Getting involved in organizations at Texas A&M is practically a tradition. There are over 1,000 student organizations on campus with benefits ranging from making new friends to increasing leadership experience. As a bright-eyed freshman and sophomore, I joined so many organizations that it soon took over my life. Although I loved the organizations I was in, I found myself getting terrible grades, spending less time with friends, and not taking care of myself. My busy schedule was causing me to not enjoy the organizations I once loved, but view them as something else to check off of my list.
I reached a point during my sophomore year where I was involved in five organizations and needed to make a change going into my junior year. I decided to commit to only those things I was truly passionate about and had time for. Having one or two commitments I loved was much more fulfilling than five commitments I liked.
These are the key things I learned:
- Quality over quantity ALWAYS. Join organizations that make you feel fulfilled in order to prevent yourself from becoming jaded.
- Don’t do something just for your resume or to fit a mold. Every organization has value and learning opportunities, and participating in something off the beaten track can actually have many advantages.

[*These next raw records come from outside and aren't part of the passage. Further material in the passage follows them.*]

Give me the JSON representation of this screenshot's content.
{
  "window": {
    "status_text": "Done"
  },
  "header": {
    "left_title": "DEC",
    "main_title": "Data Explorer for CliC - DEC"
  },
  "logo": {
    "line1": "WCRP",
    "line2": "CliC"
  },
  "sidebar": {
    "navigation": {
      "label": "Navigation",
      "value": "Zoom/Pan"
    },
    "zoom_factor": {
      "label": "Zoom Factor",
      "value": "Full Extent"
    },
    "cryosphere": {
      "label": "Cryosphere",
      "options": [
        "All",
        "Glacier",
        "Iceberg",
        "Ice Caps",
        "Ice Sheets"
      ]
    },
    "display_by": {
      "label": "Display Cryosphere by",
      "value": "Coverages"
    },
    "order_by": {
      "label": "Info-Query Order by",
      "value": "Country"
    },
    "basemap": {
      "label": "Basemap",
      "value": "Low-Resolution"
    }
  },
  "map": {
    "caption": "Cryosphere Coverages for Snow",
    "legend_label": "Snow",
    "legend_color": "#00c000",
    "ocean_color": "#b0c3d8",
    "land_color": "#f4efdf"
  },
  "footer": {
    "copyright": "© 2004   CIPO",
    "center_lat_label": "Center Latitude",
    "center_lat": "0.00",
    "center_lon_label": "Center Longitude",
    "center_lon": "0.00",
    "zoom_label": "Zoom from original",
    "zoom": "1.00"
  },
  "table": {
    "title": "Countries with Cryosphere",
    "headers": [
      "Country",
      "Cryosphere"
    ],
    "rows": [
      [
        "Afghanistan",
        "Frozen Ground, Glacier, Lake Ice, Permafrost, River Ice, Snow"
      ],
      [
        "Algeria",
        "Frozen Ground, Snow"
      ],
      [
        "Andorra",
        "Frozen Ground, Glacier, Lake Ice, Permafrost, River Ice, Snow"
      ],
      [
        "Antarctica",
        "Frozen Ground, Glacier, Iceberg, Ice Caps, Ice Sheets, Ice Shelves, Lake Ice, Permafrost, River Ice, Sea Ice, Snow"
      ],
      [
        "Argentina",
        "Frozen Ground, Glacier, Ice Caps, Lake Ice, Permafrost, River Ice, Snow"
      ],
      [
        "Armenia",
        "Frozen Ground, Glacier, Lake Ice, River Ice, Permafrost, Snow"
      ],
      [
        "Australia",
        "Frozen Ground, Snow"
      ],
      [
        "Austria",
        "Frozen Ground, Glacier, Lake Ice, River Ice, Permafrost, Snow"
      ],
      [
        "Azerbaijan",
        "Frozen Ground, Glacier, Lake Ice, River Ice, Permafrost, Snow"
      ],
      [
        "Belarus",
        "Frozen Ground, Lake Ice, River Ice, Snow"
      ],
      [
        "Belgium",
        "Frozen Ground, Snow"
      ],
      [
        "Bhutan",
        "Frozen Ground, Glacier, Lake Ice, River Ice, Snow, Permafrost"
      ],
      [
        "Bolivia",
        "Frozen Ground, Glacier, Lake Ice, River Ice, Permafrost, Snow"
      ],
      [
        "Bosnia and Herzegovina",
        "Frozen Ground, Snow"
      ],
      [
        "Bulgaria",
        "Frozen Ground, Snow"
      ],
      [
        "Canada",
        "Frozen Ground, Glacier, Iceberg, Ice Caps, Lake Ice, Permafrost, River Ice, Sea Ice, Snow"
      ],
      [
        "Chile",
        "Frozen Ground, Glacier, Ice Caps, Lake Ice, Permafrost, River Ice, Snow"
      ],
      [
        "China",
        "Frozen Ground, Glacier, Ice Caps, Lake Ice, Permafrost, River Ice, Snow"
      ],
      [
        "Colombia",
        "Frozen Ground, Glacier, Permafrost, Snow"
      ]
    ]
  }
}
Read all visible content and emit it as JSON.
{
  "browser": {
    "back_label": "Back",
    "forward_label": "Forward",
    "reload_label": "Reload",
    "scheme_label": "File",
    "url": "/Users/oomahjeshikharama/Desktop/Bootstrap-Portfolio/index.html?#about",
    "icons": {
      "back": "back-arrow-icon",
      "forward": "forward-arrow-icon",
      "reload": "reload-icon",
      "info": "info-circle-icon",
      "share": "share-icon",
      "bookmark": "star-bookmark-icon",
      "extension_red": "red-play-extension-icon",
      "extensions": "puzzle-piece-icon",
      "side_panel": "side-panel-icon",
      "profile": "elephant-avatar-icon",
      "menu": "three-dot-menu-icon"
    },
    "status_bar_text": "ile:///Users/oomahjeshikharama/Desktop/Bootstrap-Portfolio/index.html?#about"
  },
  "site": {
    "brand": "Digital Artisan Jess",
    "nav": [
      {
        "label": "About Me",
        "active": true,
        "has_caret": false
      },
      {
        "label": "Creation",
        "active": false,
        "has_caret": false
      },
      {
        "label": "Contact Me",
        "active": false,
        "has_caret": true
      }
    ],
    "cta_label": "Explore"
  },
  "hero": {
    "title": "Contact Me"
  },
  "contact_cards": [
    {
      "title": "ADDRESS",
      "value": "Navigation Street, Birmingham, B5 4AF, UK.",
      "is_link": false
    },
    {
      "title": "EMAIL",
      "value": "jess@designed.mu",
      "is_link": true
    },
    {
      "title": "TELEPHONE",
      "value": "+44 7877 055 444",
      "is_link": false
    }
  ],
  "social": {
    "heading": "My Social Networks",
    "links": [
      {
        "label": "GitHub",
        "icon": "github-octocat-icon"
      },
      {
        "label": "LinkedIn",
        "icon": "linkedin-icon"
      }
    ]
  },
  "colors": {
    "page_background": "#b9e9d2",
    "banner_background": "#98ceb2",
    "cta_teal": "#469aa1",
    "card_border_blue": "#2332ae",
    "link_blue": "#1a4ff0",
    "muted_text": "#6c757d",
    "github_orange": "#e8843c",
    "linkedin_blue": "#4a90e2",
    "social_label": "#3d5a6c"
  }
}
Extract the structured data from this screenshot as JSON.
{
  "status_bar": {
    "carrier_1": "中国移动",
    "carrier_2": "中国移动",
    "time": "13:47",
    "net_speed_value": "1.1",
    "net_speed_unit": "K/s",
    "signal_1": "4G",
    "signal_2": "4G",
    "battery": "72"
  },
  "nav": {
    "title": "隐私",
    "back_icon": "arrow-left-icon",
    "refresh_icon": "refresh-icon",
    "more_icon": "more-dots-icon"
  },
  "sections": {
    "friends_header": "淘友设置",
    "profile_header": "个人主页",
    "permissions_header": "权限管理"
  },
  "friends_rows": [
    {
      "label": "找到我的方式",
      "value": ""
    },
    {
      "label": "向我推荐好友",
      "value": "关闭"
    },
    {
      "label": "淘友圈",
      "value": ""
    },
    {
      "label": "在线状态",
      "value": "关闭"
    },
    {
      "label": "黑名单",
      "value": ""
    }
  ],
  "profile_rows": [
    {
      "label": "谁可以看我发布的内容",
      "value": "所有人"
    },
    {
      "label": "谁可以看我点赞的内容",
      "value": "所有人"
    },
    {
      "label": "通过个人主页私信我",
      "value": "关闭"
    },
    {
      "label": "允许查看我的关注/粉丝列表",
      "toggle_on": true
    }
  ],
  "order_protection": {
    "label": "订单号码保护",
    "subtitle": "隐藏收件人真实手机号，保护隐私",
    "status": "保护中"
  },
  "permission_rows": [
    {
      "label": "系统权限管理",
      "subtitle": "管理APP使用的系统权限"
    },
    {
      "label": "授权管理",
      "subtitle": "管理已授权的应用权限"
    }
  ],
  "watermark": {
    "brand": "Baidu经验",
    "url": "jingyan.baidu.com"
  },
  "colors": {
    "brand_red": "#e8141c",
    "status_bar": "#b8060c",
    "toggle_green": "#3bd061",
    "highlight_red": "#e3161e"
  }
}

- Never leave a leadership position unless you have expressed your concerns and have offered help to find a suitable replacement, but don’t feel like you need to stay out of necessity. It is perfectly okay to quit an organization you no longer have time for or believe in.
- Make friends in organizations! The people you meet are the best part of any organization.
- Don’t get discouraged if you get rejected from an organization! There are so many students that apply and it should not make you feel any less than yourself.
Now, as a senior, I am much less involved than I was my sophomore year. I am able to enjoy my life, focus on school, and have time to do things that I love. I am truly thankful for all of the experiences that I was able to partake in these past couple of years, ranging from making friends for a lifetime in Fish Camp, to meeting older Aggies and prospective students, and gaining valuable leadership experience through the Zachry Leadership Program and the Memorial Student Center. I am also thankful that I can focus on the things I love rather than spreading myself too thin.
The College of Engineering offers a wide variety of opportunities to get involved in organizations.